Task: The answer should consist of each line from the data below that includes "true".

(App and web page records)
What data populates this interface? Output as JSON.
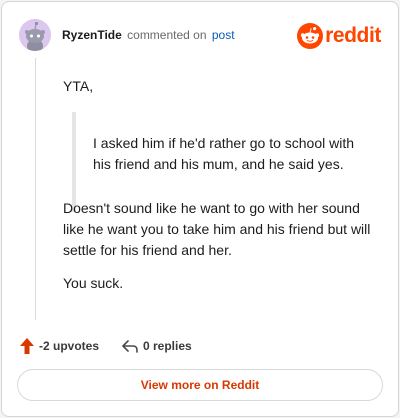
{
  "header": {
    "author": "RyzenTide",
    "verb": "commented on",
    "post_link": "post",
    "brand_name": "reddit"
  },
  "comment": {
    "opening": "YTA,",
    "quote": "I asked him if he'd rather go to school with his friend and his mum, and he said yes.",
    "paragraph_2": "Doesn't sound like he want to go with her sound like he want you to take him and his friend but will settle for his friend and her.",
    "paragraph_3": "You suck."
  },
  "footer": {
    "upvotes": "-2 upvotes",
    "replies": "0 replies"
  },
  "view_more_label": "View more on Reddit",
  "colors": {
    "brand": "#ff4500",
    "link": "#0a5bb5",
    "button_text": "#d93900"
  },
  "icons": {
    "avatar": "snoo-avatar-icon",
    "logo": "reddit-logo-icon",
    "vote": "upvote-arrow-icon",
    "reply": "reply-arrow-icon"
  }
}
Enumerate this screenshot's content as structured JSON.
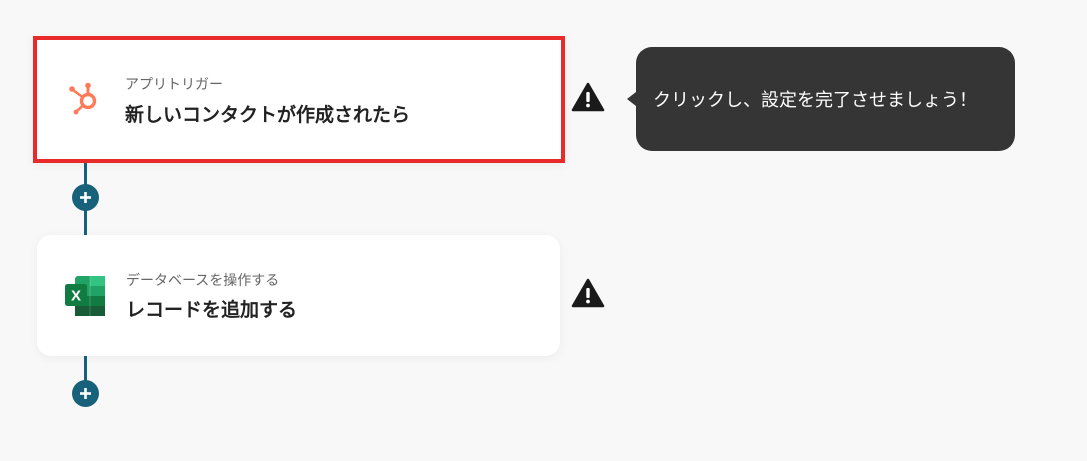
{
  "steps": [
    {
      "app": "HubSpot",
      "icon": "hubspot-icon",
      "subtitle": "アプリトリガー",
      "title": "新しいコンタクトが作成されたら",
      "highlighted": true,
      "warning": true
    },
    {
      "app": "Excel",
      "icon": "excel-icon",
      "subtitle": "データベースを操作する",
      "title": "レコードを追加する",
      "highlighted": false,
      "warning": true
    }
  ],
  "tooltip": {
    "text": "クリックし、設定を完了させましょう！"
  },
  "colors": {
    "background": "#f8f8f8",
    "connector": "#17617b",
    "highlight_border": "#e82a2a",
    "hubspot": "#ff7a59",
    "excel": "#1f7244",
    "tooltip_bg": "#353535"
  }
}
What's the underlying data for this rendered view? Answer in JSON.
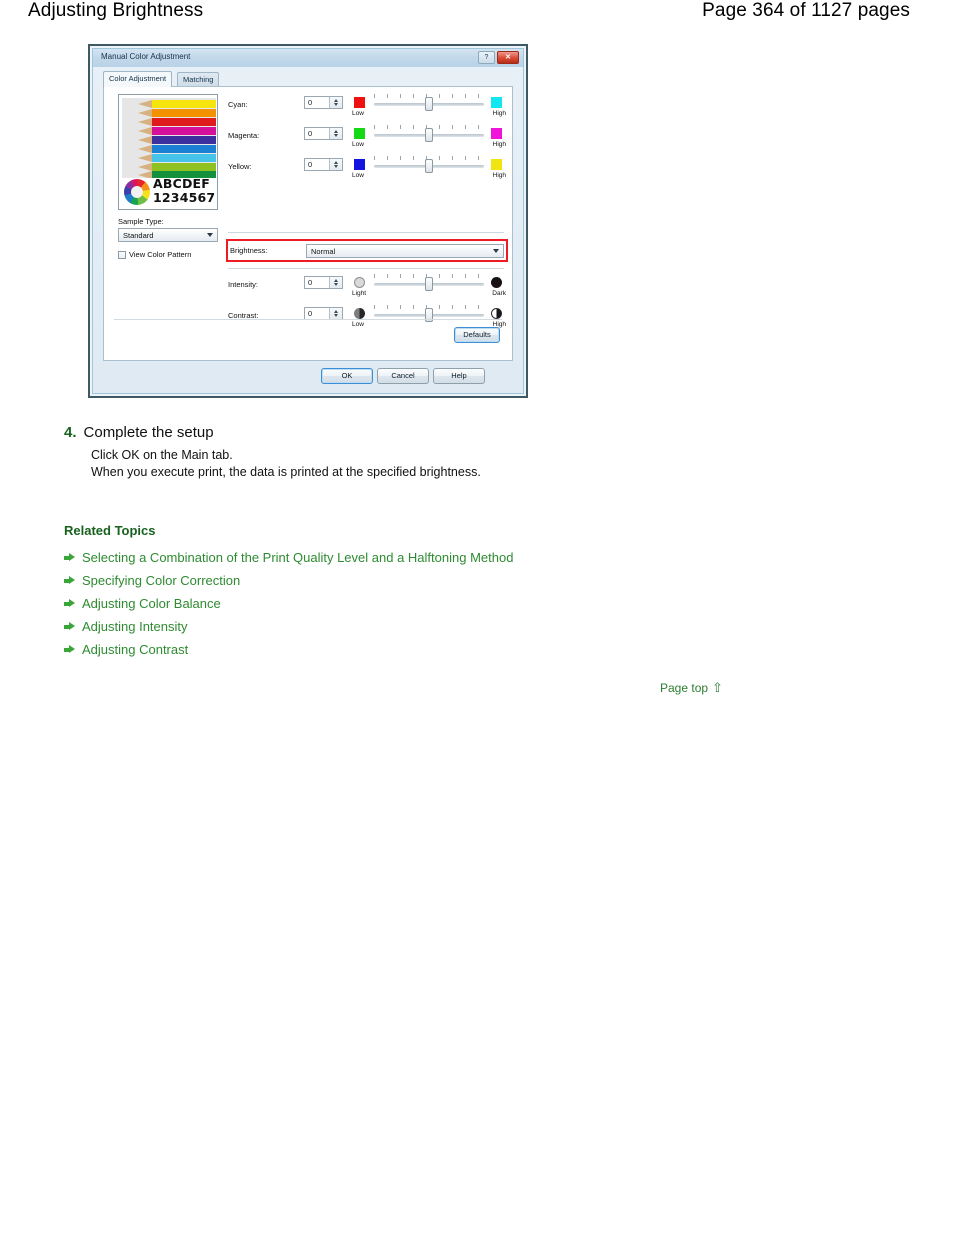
{
  "header": {
    "title": "Adjusting Brightness",
    "page_info": "Page 364 of 1127 pages"
  },
  "dialog": {
    "title": "Manual Color Adjustment",
    "titlebar_buttons": [
      {
        "name": "help-button",
        "glyph": "?"
      },
      {
        "name": "close-button",
        "glyph": "✕"
      }
    ],
    "tabs": [
      {
        "label": "Color Adjustment",
        "active": true
      },
      {
        "label": "Matching",
        "active": false
      }
    ],
    "preview": {
      "sample_line1": "ABCDEF",
      "sample_line2": "1234567"
    },
    "sample_type": {
      "label": "Sample Type:",
      "value": "Standard"
    },
    "view_color_pattern": {
      "label": "View Color Pattern",
      "checked": false
    },
    "color_rows": [
      {
        "label": "Cyan:",
        "value": "0",
        "low_label": "Low",
        "high_label": "High",
        "low_color": "#ee1111",
        "high_color": "#12e7f0"
      },
      {
        "label": "Magenta:",
        "value": "0",
        "low_label": "Low",
        "high_label": "High",
        "low_color": "#16d916",
        "high_color": "#f014d9"
      },
      {
        "label": "Yellow:",
        "value": "0",
        "low_label": "Low",
        "high_label": "High",
        "low_color": "#1414e0",
        "high_color": "#f2e312"
      }
    ],
    "brightness": {
      "label": "Brightness:",
      "value": "Normal",
      "highlight_color": "#ee1b24"
    },
    "tone_rows": [
      {
        "label": "Intensity:",
        "value": "0",
        "low_label": "Light",
        "high_label": "Dark",
        "low_icon": "light-circle-icon",
        "high_icon": "dark-circle-icon"
      },
      {
        "label": "Contrast:",
        "value": "0",
        "low_label": "Low",
        "high_label": "High",
        "low_icon": "half-circle-icon",
        "high_icon": "half-circle-icon"
      }
    ],
    "defaults_button": "Defaults",
    "footer_buttons": {
      "ok": "OK",
      "cancel": "Cancel",
      "help": "Help"
    }
  },
  "step": {
    "number": "4.",
    "title": "Complete the setup",
    "line1": "Click OK on the Main tab.",
    "line2": "When you execute print, the data is printed at the specified brightness."
  },
  "related": {
    "heading": "Related Topics",
    "items": [
      {
        "label": "Selecting a Combination of the Print Quality Level and a Halftoning Method"
      },
      {
        "label": "Specifying Color Correction"
      },
      {
        "label": "Adjusting Color Balance"
      },
      {
        "label": "Adjusting Intensity"
      },
      {
        "label": "Adjusting Contrast"
      }
    ]
  },
  "page_top": {
    "label": "Page top",
    "arrow": "⇧"
  }
}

Answer to the exercise:
      "highlighted": true,
      "warning": true
      "warning": true
        "active": true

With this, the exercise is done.